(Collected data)
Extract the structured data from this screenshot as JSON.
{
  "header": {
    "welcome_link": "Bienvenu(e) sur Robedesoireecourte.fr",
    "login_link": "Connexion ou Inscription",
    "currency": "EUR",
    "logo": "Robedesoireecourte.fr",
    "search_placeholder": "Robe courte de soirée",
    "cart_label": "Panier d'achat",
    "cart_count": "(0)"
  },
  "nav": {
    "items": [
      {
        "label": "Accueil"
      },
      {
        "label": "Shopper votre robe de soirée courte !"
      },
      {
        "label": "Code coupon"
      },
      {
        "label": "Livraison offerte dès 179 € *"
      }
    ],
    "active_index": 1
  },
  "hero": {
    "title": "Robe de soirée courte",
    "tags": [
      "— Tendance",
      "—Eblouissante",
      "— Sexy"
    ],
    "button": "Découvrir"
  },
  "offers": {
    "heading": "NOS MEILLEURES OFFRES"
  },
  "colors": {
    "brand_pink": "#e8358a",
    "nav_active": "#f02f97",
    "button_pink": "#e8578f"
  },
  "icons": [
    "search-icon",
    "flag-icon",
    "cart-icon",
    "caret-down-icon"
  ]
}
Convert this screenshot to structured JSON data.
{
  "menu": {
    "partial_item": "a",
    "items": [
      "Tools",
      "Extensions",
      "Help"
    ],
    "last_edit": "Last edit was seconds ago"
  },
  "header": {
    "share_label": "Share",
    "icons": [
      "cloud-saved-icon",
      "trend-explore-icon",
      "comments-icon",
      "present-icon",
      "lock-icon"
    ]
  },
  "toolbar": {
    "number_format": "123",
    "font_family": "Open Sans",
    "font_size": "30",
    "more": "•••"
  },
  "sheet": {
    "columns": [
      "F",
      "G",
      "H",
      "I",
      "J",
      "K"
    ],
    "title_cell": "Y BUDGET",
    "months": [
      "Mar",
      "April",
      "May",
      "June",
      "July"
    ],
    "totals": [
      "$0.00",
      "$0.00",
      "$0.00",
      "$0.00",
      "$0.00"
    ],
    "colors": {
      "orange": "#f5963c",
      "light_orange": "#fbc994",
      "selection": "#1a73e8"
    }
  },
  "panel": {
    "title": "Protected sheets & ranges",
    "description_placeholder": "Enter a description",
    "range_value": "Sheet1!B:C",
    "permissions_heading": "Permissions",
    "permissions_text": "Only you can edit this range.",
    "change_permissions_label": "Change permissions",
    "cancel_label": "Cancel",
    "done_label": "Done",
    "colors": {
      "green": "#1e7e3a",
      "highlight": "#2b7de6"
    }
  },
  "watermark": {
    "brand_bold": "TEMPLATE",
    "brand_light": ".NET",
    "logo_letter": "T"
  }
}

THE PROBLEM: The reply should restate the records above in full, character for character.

ANSWER TO THIS EXERCISE:
Extract the structured data from this screenshot as JSON.
{
  "header": {
    "welcome_link": "Bienvenu(e) sur Robedesoireecourte.fr",
    "login_link": "Connexion ou Inscription",
    "currency": "EUR",
    "logo": "Robedesoireecourte.fr",
    "search_placeholder": "Robe courte de soirée",
    "cart_label": "Panier d'achat",
    "cart_count": "(0)"
  },
  "nav": {
    "items": [
      {
        "label": "Accueil"
      },
      {
        "label": "Shopper votre robe de soirée courte !"
      },
      {
        "label": "Code coupon"
      },
      {
        "label": "Livraison offerte dès 179 € *"
      }
    ],
    "active_index": 1
  },
  "hero": {
    "title": "Robe de soirée courte",
    "tags": [
      "— Tendance",
      "—Eblouissante",
      "— Sexy"
    ],
    "button": "Découvrir"
  },
  "offers": {
    "heading": "NOS MEILLEURES OFFRES"
  },
  "colors": {
    "brand_pink": "#e8358a",
    "nav_active": "#f02f97",
    "button_pink": "#e8578f"
  },
  "icons": [
    "search-icon",
    "flag-icon",
    "cart-icon",
    "caret-down-icon"
  ]
}
Convert this screenshot to structured JSON data.
{
  "menu": {
    "partial_item": "a",
    "items": [
      "Tools",
      "Extensions",
      "Help"
    ],
    "last_edit": "Last edit was seconds ago"
  },
  "header": {
    "share_label": "Share",
    "icons": [
      "cloud-saved-icon",
      "trend-explore-icon",
      "comments-icon",
      "present-icon",
      "lock-icon"
    ]
  },
  "toolbar": {
    "number_format": "123",
    "font_family": "Open Sans",
    "font_size": "30",
    "more": "•••"
  },
  "sheet": {
    "columns": [
      "F",
      "G",
      "H",
      "I",
      "J",
      "K"
    ],
    "title_cell": "Y BUDGET",
    "months": [
      "Mar",
      "April",
      "May",
      "June",
      "July"
    ],
    "totals": [
      "$0.00",
      "$0.00",
      "$0.00",
      "$0.00",
      "$0.00"
    ],
    "colors": {
      "orange": "#f5963c",
      "light_orange": "#fbc994",
      "selection": "#1a73e8"
    }
  },
  "panel": {
    "title": "Protected sheets & ranges",
    "description_placeholder": "Enter a description",
    "range_value": "Sheet1!B:C",
    "permissions_heading": "Permissions",
    "permissions_text": "Only you can edit this range.",
    "change_permissions_label": "Change permissions",
    "cancel_label": "Cancel",
    "done_label": "Done",
    "colors": {
      "green": "#1e7e3a",
      "highlight": "#2b7de6"
    }
  },
  "watermark": {
    "brand_bold": "TEMPLATE",
    "brand_light": ".NET",
    "logo_letter": "T"
  }
}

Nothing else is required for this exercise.